Conor McGregor’s sudden retirement announcement this week came at an interesting time, right when his alleged sexual assault case in Ireland was unveiled through mainstream media. His spokesperson, however, clarified that the two incidents were in no way connected.
Chael Sonnen recently gave his own take on the matter, touching on the repercussions a retirement entails in terms of being in the USADA testing pool. “The American Gangster” also voiced his opinions on the possible connection between McGregor’s current troubles and the UFC.
“I would not think that retiring, excluding yourself, taking yourself out of something very positive, very loved, very coveted as a means of strategy while having to deal with something so tremendous, would be wise,” Sonnen said in a video he released on his YouTube channel. “I would think at a time like this you would keep as many friends and as many doors, and as many things open as you could.”
“The other side of that coin is that could easily tarnish the other entity. You may to come to somebody, or you have somebody come to you and go ‘Look, this is not going to be good branding, this is not going to be good timing. This is going to be a jam of the highest of levels, it is best if you step away.’”
Sonnen pointed out how much damage McGregor’s case would give the UFC’s image, just like how Bellator may be taking the brunt of the bad publicity from some of its former fighters embroiled in legal troubles as of late.

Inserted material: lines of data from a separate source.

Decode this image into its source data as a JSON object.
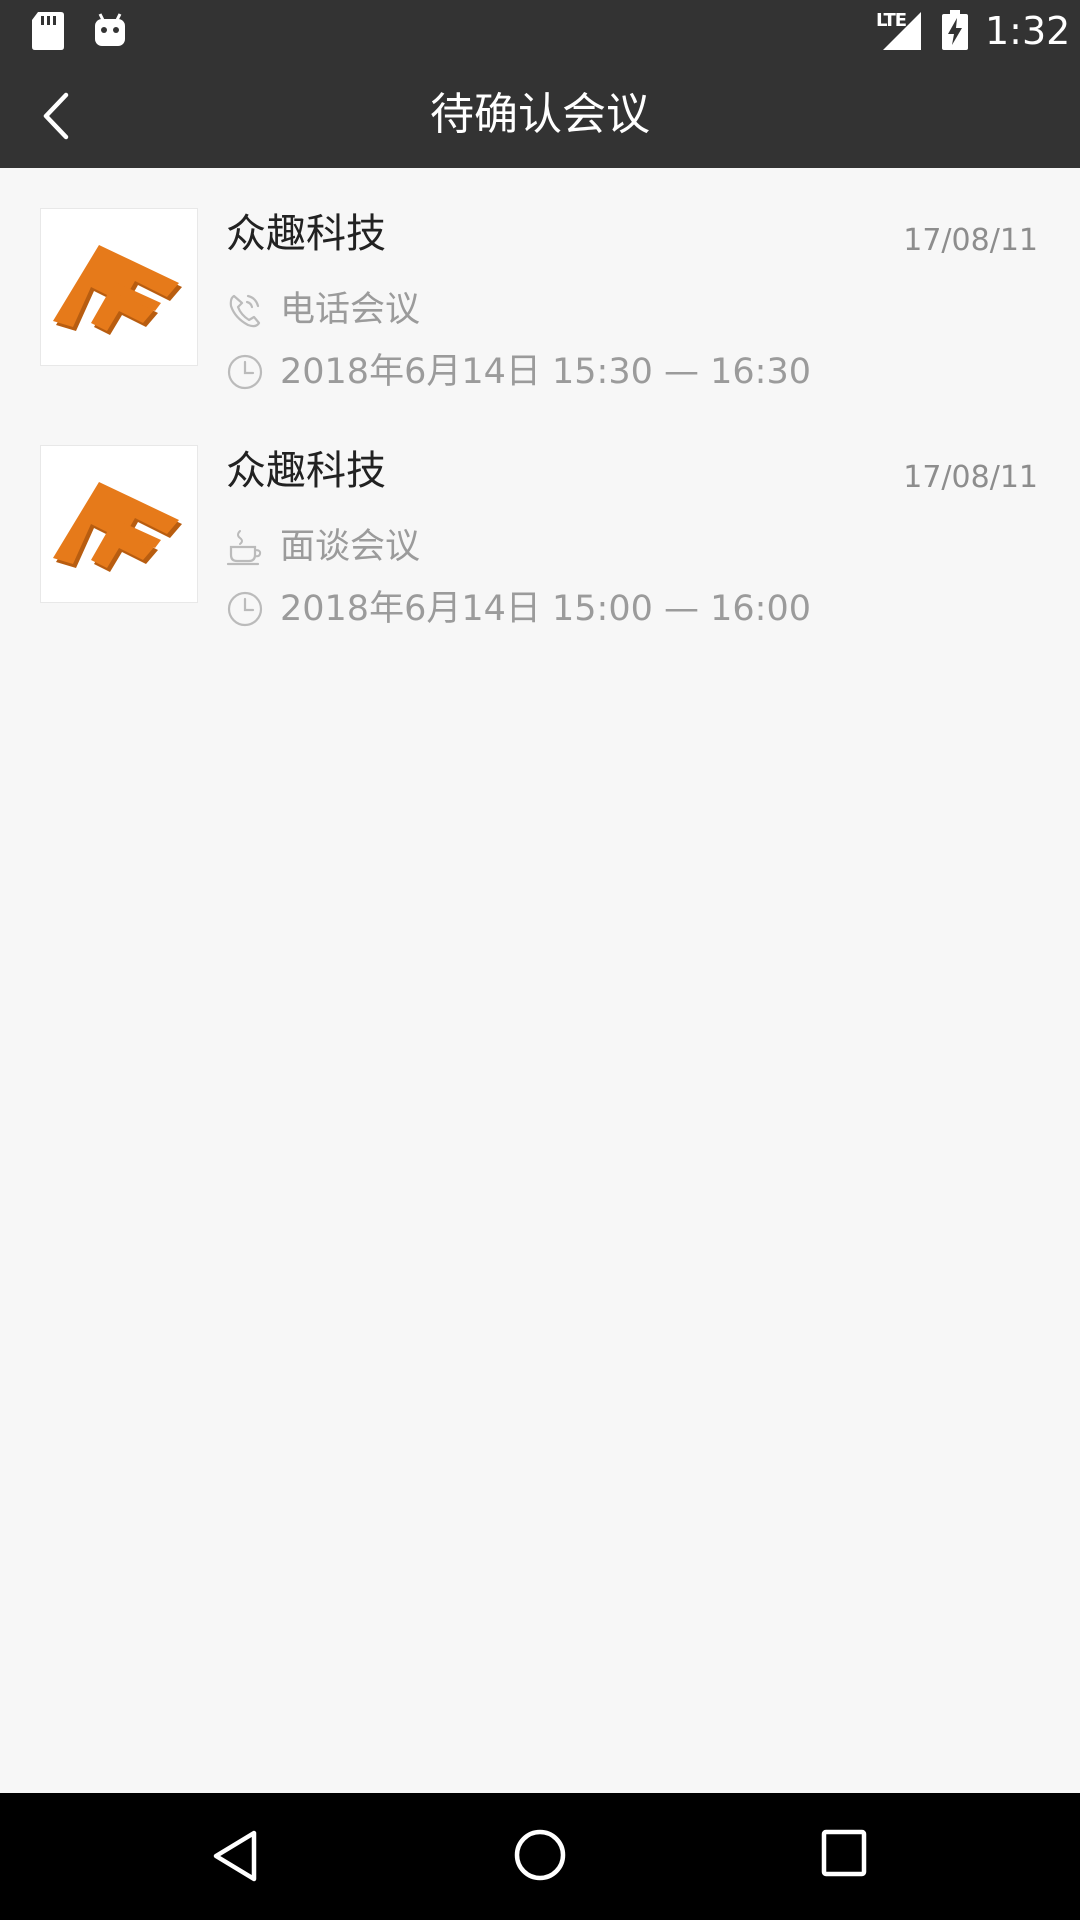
{
  "status_bar": {
    "network": "LTE",
    "time": "1:32",
    "icons": [
      "sd-card-icon",
      "android-icon",
      "signal-icon",
      "battery-charging-icon"
    ]
  },
  "app_bar": {
    "title": "待确认会议",
    "back_icon": "chevron-left-icon"
  },
  "meetings": [
    {
      "company": "众趣科技",
      "date": "17/08/11",
      "type": "电话会议",
      "type_icon": "phone-icon",
      "datetime": "2018年6月14日   15:30 — 16:30",
      "time_icon": "clock-icon"
    },
    {
      "company": "众趣科技",
      "date": "17/08/11",
      "type": "面谈会议",
      "type_icon": "coffee-cup-icon",
      "datetime": "2018年6月14日   15:00 — 16:00",
      "time_icon": "clock-icon"
    }
  ],
  "nav_bar": {
    "icons": [
      "nav-back-icon",
      "nav-home-icon",
      "nav-recent-icon"
    ]
  },
  "colors": {
    "bar": "#333333",
    "background": "#f7f7f7",
    "logo_orange": "#e67a1a",
    "muted_text": "#9b9b9b"
  }
}
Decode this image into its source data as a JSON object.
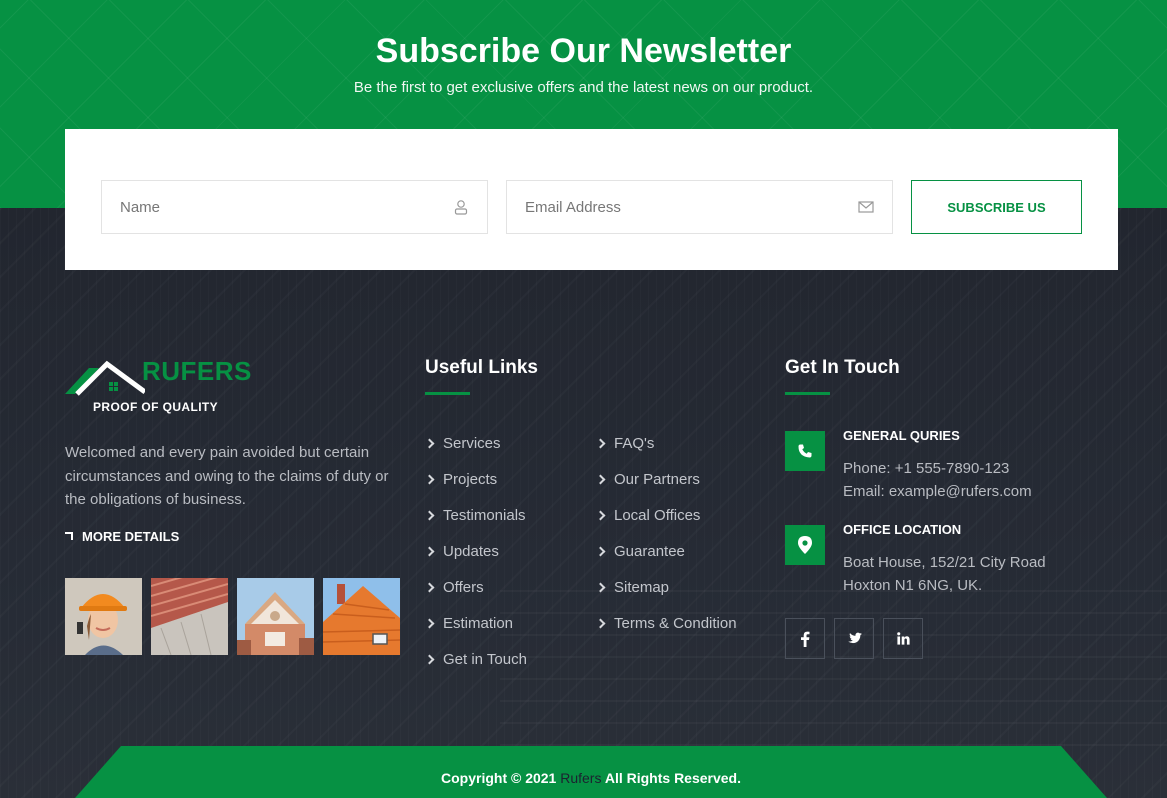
{
  "newsletter": {
    "title": "Subscribe Our Newsletter",
    "subtitle": "Be the first to get exclusive offers and the latest news on our product.",
    "name_placeholder": "Name",
    "email_placeholder": "Email Address",
    "button_label": "SUBSCRIBE US"
  },
  "brand": {
    "name": "RUFERS",
    "tagline": "PROOF OF QUALITY",
    "about": "Welcomed and every pain avoided but certain circumstances and owing to the claims of duty or the obligations of business.",
    "more_label": "MORE DETAILS"
  },
  "gallery": [
    "worker-in-hard-hat",
    "red-roof-tiles",
    "house-gable",
    "orange-tile-roof"
  ],
  "useful_links": {
    "heading": "Useful Links",
    "col1": [
      "Services",
      "Projects",
      "Testimonials",
      "Updates",
      "Offers",
      "Estimation",
      "Get in Touch"
    ],
    "col2": [
      "FAQ's",
      "Our Partners",
      "Local Offices",
      "Guarantee",
      "Sitemap",
      "Terms & Condition"
    ]
  },
  "contact": {
    "heading": "Get In Touch",
    "general": {
      "title": "GENERAL QURIES",
      "phone": "Phone: +1 555-7890-123",
      "email": "Email: example@rufers.com"
    },
    "office": {
      "title": "OFFICE LOCATION",
      "line1": "Boat House, 152/21 City Road",
      "line2": "Hoxton N1 6NG, UK."
    },
    "social": [
      {
        "icon": "facebook-icon",
        "glyph": "f"
      },
      {
        "icon": "twitter-icon",
        "glyph": "🐦"
      },
      {
        "icon": "linkedin-icon",
        "glyph": "in"
      }
    ]
  },
  "footer": {
    "copyright_prefix": "Copyright © 2021",
    "copyright_brand": "Rufers",
    "copyright_suffix": "All Rights Reserved."
  },
  "colors": {
    "accent": "#069143",
    "dark_bg": "#222733",
    "text_muted": "#b9bcc2"
  }
}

“It is best if headlines do not come out that say ‘UFC star Conor McGregor’ fill in the blank,” he explained. “How many times have we seen that? (Bellator CEO Scott) Coker’s had to go through that in the last 18 months. He had two knuckleheads that don’t even work for him anymore but used to, at some point, worked for him under contract, go and do something horrendous.
“Some old Bellator guy just robbed a bank. I couldn’t tell you his name, but I could tell you he’s a former Bellator fighter because that’s what the media says. What better way to describe Conor McGregor? Instead of just saying ‘Hey, Conor McGregor…’ No, they’re gonna attach it to a brand who did nothing wrong.”
Sonnen also broached the possibility that it was either McGregor who chose to lay low and disassociate himself from the UFC, or it was someone close to him who made the suggestion.
“Maybe Conor in the spirit of sportsmanship (went) ‘Hey, you guys did a lot for me, I’mma get the hell out of your way for a little bit while I deal with this’ or maybe somebody else came to him and said ‘Hey, separate yourself and do it now,” Sonnen said. “The shoe’s gonna drop, that’s your problem…’ Something more along these lines.”
Many of his fellow fighters refuse to believe McGregor’s retirement declarations. Would-be opponent Donald Cerrone, for one, believes it is merely a “ploy to stay relevant.”